UNITED NATIONS (Reuters) - Most armed groups involved in human smuggling and trafficking in Libya have links to the country’s official security institutions, sanctions experts said in a confidential report to a U.N. Security Council committee seen by Reuters on Wednesday.
People smugglers operating with impunity in Libya have sent hundreds of thousands of migrants to Europe, mainly Italy, by sea since 2014. Thousands have died during the voyages.
“Armed groups, which were party to larger political-military coalitions, have specialised in illegal smuggling activities, notably human smuggling and trafficking,” experts reported to the 15-member Security Council committee. They said most of these armed groups “were nominally affiliated to official security institutions.”
The experts were reporting on an arms embargo and targeted sanctions that the U.N. Security Council imposed on Libya in 2011 when former leader Muammar Gaddafi’s forces cracked down on pro-democracy protesters.
Eritrean migrants told the sanctions monitors they had been arrested by the Special Deterrence Force (SDF), which is an armed group affiliated with the internationally recognised Government of National Accord’s Ministry of Interior, the report said.
The migrants said the Special Deterrence Force handed them to various smuggling rings. “The panel is assessing whether the SDF’s leadership was aware of collusion and trafficking being conducted within its ranks,” the sanctions monitors wrote.
They also noted: “The panel is concerned over the possible use of state facilities and state funds by armed groups and traffickers to enhance their control of migration routes.”
The SDF denied the allegations. The force “has nothing to do with smuggling”, SDF spokesman Ahmad Bin Salem told Reuters in a written statement. “It is fighting illegal immigration and has arrested many smugglers”, he said.
International agencies told the sanctions monitors that Libya’s Directorate Combating Illegal Migration had no control over its 24 detention centres. Migrants told the U.N. monitors that local armed groups controlled the centres they stayed in.
So far this year, just over 3,500 migrants are recorded to have crossed from Libya to Italy, about 60 percent fewer than during the same period last year, according the Italian Interior Ministry.
Libya descended into chaos after a NATO-backed uprising in 2011 led to the overthrow and killing of Gaddafi, with two competing governments backed by militias scrambling for control of the oil-producing country.
“Foreign fighters and armed groups, moving in and out of Libya, exploit the uncontrolled proliferation of arms and related material in Libya resulting in regular violations of the (U.N.) arms embargo,” the sanctions monitors said.

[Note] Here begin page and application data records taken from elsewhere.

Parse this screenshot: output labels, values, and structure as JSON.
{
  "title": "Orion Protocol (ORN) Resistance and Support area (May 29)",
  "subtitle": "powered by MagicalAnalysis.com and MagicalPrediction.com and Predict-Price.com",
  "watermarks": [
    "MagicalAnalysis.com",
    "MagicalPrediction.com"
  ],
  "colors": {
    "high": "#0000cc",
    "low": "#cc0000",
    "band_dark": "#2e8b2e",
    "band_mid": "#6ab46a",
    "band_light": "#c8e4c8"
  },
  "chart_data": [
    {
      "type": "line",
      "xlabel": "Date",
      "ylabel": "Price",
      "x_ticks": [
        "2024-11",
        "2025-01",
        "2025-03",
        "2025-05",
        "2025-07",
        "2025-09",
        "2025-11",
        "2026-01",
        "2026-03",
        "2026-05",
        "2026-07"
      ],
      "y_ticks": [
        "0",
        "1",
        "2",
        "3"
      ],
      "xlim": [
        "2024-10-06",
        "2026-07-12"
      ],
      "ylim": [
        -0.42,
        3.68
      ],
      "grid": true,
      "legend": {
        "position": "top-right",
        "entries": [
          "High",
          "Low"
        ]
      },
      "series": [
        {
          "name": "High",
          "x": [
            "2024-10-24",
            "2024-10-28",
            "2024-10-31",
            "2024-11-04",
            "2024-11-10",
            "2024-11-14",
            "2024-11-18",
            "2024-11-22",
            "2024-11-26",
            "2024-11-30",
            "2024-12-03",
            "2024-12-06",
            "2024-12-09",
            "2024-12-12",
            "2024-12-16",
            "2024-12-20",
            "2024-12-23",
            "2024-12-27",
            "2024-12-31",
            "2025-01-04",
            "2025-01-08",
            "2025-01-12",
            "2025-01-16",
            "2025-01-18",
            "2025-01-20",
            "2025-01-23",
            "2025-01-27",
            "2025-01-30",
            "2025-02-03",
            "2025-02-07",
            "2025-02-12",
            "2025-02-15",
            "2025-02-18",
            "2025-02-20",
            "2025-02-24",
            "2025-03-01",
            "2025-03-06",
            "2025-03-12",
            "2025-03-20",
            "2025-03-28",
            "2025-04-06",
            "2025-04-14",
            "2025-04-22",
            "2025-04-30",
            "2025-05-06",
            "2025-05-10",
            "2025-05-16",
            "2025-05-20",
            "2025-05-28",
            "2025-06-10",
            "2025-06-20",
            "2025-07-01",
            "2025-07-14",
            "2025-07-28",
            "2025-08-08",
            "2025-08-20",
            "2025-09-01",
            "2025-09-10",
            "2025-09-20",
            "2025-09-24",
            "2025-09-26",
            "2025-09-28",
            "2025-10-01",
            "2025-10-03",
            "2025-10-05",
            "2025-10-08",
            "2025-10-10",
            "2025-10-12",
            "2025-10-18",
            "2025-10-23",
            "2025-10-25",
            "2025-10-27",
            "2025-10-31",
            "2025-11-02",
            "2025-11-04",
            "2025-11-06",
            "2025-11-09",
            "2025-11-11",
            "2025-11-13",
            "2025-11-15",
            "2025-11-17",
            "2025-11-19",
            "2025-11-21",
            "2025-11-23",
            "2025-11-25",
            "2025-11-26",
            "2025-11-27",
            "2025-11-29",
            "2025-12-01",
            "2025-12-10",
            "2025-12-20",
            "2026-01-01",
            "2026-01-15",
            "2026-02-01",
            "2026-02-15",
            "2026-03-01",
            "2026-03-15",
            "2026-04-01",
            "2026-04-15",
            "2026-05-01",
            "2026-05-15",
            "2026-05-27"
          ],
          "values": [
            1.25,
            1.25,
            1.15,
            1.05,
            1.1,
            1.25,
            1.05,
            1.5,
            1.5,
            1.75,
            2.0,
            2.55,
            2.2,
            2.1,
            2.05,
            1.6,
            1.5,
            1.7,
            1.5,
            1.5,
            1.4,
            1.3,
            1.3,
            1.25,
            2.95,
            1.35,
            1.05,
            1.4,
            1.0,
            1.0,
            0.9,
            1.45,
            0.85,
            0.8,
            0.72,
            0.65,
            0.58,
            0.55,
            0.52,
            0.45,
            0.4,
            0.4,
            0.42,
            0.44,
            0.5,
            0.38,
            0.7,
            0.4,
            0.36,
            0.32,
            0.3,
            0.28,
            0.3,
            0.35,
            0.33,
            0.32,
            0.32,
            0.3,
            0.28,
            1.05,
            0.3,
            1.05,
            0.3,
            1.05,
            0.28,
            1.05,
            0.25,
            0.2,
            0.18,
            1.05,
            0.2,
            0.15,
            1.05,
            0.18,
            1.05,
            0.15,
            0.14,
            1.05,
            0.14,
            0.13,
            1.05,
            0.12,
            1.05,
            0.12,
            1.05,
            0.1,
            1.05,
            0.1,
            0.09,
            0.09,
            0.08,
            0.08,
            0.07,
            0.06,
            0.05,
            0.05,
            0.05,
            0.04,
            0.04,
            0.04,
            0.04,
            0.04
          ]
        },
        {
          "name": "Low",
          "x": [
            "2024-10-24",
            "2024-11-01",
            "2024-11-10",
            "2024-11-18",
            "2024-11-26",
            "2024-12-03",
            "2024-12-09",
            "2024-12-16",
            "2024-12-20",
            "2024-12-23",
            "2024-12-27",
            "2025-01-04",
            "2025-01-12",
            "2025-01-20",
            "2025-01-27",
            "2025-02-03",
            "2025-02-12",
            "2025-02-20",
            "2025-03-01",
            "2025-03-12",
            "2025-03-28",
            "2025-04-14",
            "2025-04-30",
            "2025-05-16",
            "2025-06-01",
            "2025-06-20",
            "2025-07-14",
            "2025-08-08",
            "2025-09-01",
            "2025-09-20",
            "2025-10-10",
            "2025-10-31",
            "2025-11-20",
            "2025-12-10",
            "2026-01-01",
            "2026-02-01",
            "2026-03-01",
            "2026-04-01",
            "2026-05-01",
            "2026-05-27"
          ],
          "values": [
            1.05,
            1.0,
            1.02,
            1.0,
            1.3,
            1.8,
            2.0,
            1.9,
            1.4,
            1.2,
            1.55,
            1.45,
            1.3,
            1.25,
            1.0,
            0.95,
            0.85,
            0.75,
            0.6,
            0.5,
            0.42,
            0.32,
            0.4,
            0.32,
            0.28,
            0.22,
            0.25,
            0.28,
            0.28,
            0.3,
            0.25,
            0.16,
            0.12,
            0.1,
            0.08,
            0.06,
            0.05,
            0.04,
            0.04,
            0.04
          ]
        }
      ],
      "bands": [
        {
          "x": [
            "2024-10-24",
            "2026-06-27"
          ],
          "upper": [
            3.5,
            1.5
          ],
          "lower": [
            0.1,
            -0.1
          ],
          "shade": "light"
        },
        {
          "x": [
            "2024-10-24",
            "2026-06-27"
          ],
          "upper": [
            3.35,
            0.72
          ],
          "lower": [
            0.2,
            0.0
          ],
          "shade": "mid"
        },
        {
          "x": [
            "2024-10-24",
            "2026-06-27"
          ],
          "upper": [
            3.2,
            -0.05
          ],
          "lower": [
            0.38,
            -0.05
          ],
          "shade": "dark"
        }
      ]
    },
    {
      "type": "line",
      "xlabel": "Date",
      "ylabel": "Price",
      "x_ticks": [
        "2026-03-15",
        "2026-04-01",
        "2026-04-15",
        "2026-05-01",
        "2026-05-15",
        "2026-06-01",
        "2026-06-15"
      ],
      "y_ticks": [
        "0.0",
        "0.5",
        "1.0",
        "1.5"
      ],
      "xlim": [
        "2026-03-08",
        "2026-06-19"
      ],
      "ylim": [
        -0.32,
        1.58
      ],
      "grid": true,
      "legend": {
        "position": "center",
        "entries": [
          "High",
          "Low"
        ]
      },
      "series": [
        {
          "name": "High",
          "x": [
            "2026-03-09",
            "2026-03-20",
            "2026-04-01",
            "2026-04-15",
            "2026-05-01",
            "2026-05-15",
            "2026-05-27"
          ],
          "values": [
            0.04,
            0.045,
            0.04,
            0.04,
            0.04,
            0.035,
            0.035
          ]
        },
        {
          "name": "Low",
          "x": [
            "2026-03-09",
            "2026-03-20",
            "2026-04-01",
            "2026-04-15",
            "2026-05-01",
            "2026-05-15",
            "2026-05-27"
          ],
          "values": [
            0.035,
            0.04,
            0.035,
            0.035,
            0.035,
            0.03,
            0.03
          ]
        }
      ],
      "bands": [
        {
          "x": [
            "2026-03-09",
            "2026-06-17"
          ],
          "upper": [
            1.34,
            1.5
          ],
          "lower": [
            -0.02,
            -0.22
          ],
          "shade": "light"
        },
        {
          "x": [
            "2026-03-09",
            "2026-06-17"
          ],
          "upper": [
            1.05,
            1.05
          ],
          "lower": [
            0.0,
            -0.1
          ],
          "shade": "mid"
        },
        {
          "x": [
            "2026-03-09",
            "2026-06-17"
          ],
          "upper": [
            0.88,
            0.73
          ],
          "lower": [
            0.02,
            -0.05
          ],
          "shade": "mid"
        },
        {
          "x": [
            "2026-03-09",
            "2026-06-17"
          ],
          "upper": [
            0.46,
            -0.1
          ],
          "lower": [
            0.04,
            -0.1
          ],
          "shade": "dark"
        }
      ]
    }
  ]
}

Reporting by Michelle Nichols; Additional reporting Ahmed Elumami in Tripoli; Editing by Cynthia Osterman